Exercise goal
Your output must match the data word for word, with every line included.

Provided records

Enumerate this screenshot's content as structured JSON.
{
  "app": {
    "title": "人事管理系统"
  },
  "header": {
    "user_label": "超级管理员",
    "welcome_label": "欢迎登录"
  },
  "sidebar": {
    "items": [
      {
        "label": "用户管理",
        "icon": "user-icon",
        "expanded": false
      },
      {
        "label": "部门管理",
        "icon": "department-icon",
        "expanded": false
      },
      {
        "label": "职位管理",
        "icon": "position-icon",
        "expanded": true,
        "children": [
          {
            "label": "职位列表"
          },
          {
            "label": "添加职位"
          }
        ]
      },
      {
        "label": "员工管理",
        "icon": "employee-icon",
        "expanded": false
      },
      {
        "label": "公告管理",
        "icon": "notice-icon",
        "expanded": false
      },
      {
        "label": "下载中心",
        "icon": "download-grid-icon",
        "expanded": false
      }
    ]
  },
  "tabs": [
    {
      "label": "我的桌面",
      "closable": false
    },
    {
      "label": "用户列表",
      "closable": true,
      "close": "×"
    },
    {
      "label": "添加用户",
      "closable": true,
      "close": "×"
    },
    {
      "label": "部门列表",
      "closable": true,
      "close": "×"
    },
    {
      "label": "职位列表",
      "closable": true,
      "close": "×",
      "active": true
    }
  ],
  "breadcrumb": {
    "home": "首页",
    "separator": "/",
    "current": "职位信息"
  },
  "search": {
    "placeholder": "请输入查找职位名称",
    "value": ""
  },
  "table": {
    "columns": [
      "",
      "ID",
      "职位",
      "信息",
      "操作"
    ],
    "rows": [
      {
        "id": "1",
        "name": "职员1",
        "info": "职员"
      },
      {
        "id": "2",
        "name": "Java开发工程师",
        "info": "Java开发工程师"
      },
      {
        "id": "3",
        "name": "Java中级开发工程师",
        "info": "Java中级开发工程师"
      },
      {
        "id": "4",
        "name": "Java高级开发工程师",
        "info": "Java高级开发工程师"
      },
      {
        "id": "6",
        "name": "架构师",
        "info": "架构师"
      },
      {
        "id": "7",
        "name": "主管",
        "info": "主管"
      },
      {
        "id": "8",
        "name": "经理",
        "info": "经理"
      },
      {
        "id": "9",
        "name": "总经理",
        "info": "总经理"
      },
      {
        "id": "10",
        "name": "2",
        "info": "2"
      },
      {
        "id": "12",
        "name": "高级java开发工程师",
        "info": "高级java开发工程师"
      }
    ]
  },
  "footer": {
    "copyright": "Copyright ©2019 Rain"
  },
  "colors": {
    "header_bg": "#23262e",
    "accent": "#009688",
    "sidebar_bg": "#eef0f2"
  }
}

Task output
Enumerate this screenshot's content as structured JSON.
{
  "app": {
    "title": "人事管理系统"
  },
  "header": {
    "user_label": "超级管理员",
    "welcome_label": "欢迎登录"
  },
  "sidebar": {
    "items": [
      {
        "label": "用户管理",
        "icon": "user-icon",
        "expanded": false
      },
      {
        "label": "部门管理",
        "icon": "department-icon",
        "expanded": false
      },
      {
        "label": "职位管理",
        "icon": "position-icon",
        "expanded": true,
        "children": [
          {
            "label": "职位列表"
          },
          {
            "label": "添加职位"
          }
        ]
      },
      {
        "label": "员工管理",
        "icon": "employee-icon",
        "expanded": false
      },
      {
        "label": "公告管理",
        "icon": "notice-icon",
        "expanded": false
      },
      {
        "label": "下载中心",
        "icon": "download-grid-icon",
        "expanded": false
      }
    ]
  },
  "tabs": [
    {
      "label": "我的桌面",
      "closable": false
    },
    {
      "label": "用户列表",
      "closable": true,
      "close": "×"
    },
    {
      "label": "添加用户",
      "closable": true,
      "close": "×"
    },
    {
      "label": "部门列表",
      "closable": true,
      "close": "×"
    },
    {
      "label": "职位列表",
      "closable": true,
      "close": "×",
      "active": true
    }
  ],
  "breadcrumb": {
    "home": "首页",
    "separator": "/",
    "current": "职位信息"
  },
  "search": {
    "placeholder": "请输入查找职位名称",
    "value": ""
  },
  "table": {
    "columns": [
      "",
      "ID",
      "职位",
      "信息",
      "操作"
    ],
    "rows": [
      {
        "id": "1",
        "name": "职员1",
        "info": "职员"
      },
      {
        "id": "2",
        "name": "Java开发工程师",
        "info": "Java开发工程师"
      },
      {
        "id": "3",
        "name": "Java中级开发工程师",
        "info": "Java中级开发工程师"
      },
      {
        "id": "4",
        "name": "Java高级开发工程师",
        "info": "Java高级开发工程师"
      },
      {
        "id": "6",
        "name": "架构师",
        "info": "架构师"
      },
      {
        "id": "7",
        "name": "主管",
        "info": "主管"
      },
      {
        "id": "8",
        "name": "经理",
        "info": "经理"
      },
      {
        "id": "9",
        "name": "总经理",
        "info": "总经理"
      },
      {
        "id": "10",
        "name": "2",
        "info": "2"
      },
      {
        "id": "12",
        "name": "高级java开发工程师",
        "info": "高级java开发工程师"
      }
    ]
  },
  "footer": {
    "copyright": "Copyright ©2019 Rain"
  },
  "colors": {
    "header_bg": "#23262e",
    "accent": "#009688",
    "sidebar_bg": "#eef0f2"
  }
}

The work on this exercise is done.